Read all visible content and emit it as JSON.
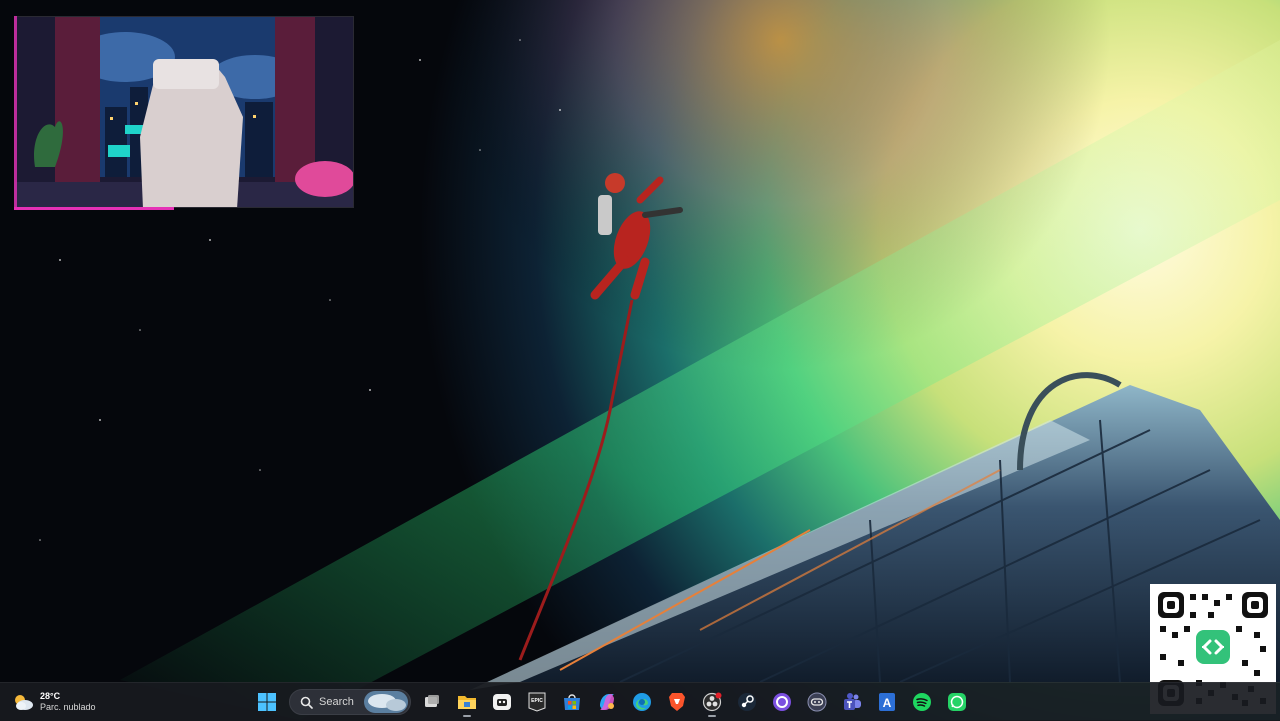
{
  "desktop": {
    "wallpaper": "astronaut-tethered-to-spaceship-aurora",
    "colors": {
      "space": "#05070c",
      "aurora_green": "#3fd97a",
      "aurora_yellow": "#f3ee9a",
      "suit_red": "#b8241f",
      "accent_pink": "#e531b6"
    }
  },
  "webcam": {
    "scene": "lofi-bedroom-rainy-night-city",
    "border_color": "#e531b6"
  },
  "qr": {
    "icon": "qr-code-icon"
  },
  "taskbar": {
    "weather": {
      "temperature": "28°C",
      "condition": "Parc. nublado",
      "icon": "partly-cloudy-icon"
    },
    "search": {
      "label": "Search",
      "icon": "search-icon"
    },
    "apps": [
      {
        "name": "start-button",
        "icon": "windows-logo-icon"
      },
      {
        "name": "search-box"
      },
      {
        "name": "task-view",
        "icon": "task-view-icon"
      },
      {
        "name": "file-explorer",
        "icon": "folder-icon",
        "active": true
      },
      {
        "name": "game-app",
        "icon": "game-app-icon"
      },
      {
        "name": "epic-games",
        "icon": "epic-games-icon",
        "text": "EPIC"
      },
      {
        "name": "microsoft-store",
        "icon": "store-icon"
      },
      {
        "name": "copilot",
        "icon": "copilot-icon"
      },
      {
        "name": "edge",
        "icon": "edge-icon"
      },
      {
        "name": "brave",
        "icon": "brave-icon"
      },
      {
        "name": "obs-studio",
        "icon": "obs-icon",
        "active": true,
        "badge": true
      },
      {
        "name": "steam",
        "icon": "steam-icon"
      },
      {
        "name": "circle-app",
        "icon": "circle-app-icon"
      },
      {
        "name": "controller-app",
        "icon": "controller-icon"
      },
      {
        "name": "teams",
        "icon": "teams-icon"
      },
      {
        "name": "text-app",
        "icon": "text-app-icon",
        "text": "A"
      },
      {
        "name": "spotify",
        "icon": "spotify-icon"
      },
      {
        "name": "whatsapp",
        "icon": "whatsapp-icon"
      }
    ]
  }
}
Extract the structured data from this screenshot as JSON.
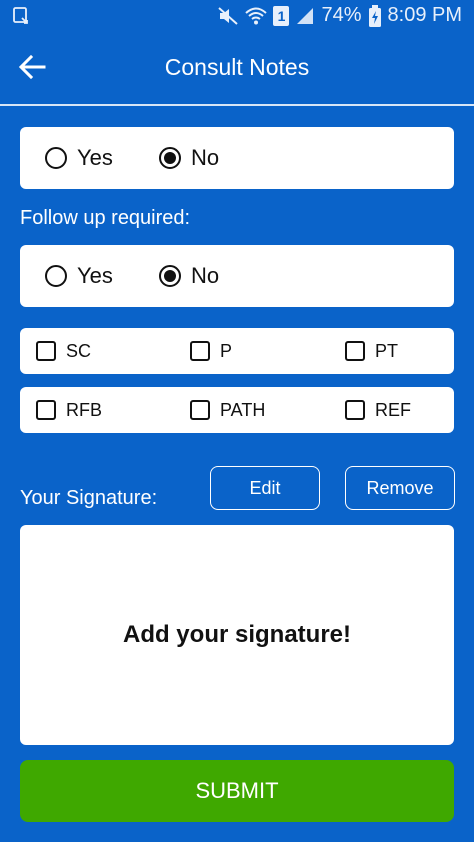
{
  "status_bar": {
    "battery": "74%",
    "time": "8:09 PM",
    "sim_slot": "1"
  },
  "header": {
    "title": "Consult Notes"
  },
  "question_1": {
    "options": [
      {
        "label": "Yes",
        "selected": false
      },
      {
        "label": "No",
        "selected": true
      }
    ]
  },
  "follow_up": {
    "label": "Follow up required:",
    "options": [
      {
        "label": "Yes",
        "selected": false
      },
      {
        "label": "No",
        "selected": true
      }
    ]
  },
  "checkboxes": {
    "row_1": [
      {
        "label": "SC",
        "checked": false
      },
      {
        "label": "P",
        "checked": false
      },
      {
        "label": "PT",
        "checked": false
      }
    ],
    "row_2": [
      {
        "label": "RFB",
        "checked": false
      },
      {
        "label": "PATH",
        "checked": false
      },
      {
        "label": "REF",
        "checked": false
      }
    ]
  },
  "signature": {
    "label": "Your Signature:",
    "edit_label": "Edit",
    "remove_label": "Remove",
    "placeholder": "Add your signature!"
  },
  "submit_label": "SUBMIT",
  "colors": {
    "background": "#0a63c9",
    "submit": "#3fa800",
    "card": "#ffffff"
  }
}
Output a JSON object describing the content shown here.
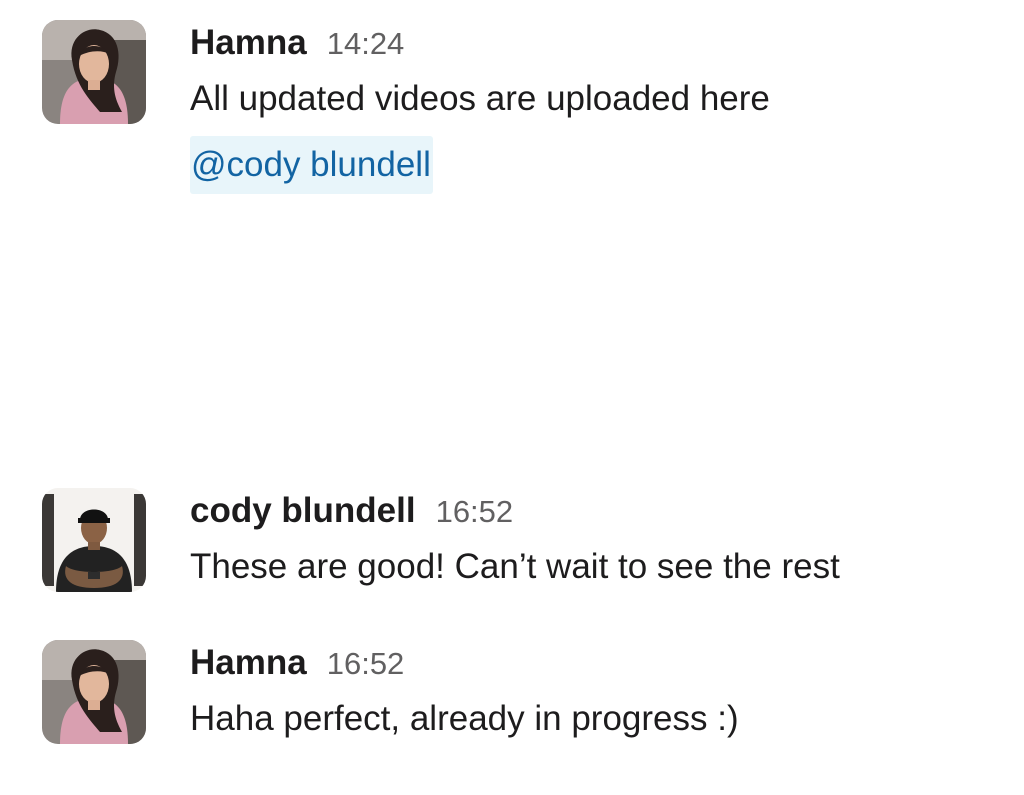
{
  "messages": [
    {
      "author": "Hamna",
      "time": "14:24",
      "text": "All updated videos are uploaded here",
      "mention": "@cody blundell"
    },
    {
      "author": "cody blundell",
      "time": "16:52",
      "text": "These are good! Can’t wait to see the rest"
    },
    {
      "author": "Hamna",
      "time": "16:52",
      "text": "Haha perfect, already in progress :)"
    }
  ],
  "colors": {
    "text": "#1d1c1d",
    "timestamp": "#616061",
    "mention_text": "#1264a3",
    "mention_background": "#e8f5fa"
  },
  "icons": {
    "hamna_avatar": "avatar-photo-hamna",
    "cody_avatar": "avatar-photo-cody"
  }
}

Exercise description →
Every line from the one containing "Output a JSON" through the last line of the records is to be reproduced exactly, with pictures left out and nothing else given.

Output for this task →
Output a JSON object describing the content shown here.
{
  "messages": [
    {
      "author": "Hamna",
      "time": "14:24",
      "text": "All updated videos are uploaded here",
      "mention": "@cody blundell"
    },
    {
      "author": "cody blundell",
      "time": "16:52",
      "text": "These are good! Can’t wait to see the rest"
    },
    {
      "author": "Hamna",
      "time": "16:52",
      "text": "Haha perfect, already in progress :)"
    }
  ],
  "colors": {
    "text": "#1d1c1d",
    "timestamp": "#616061",
    "mention_text": "#1264a3",
    "mention_background": "#e8f5fa"
  },
  "icons": {
    "hamna_avatar": "avatar-photo-hamna",
    "cody_avatar": "avatar-photo-cody"
  }
}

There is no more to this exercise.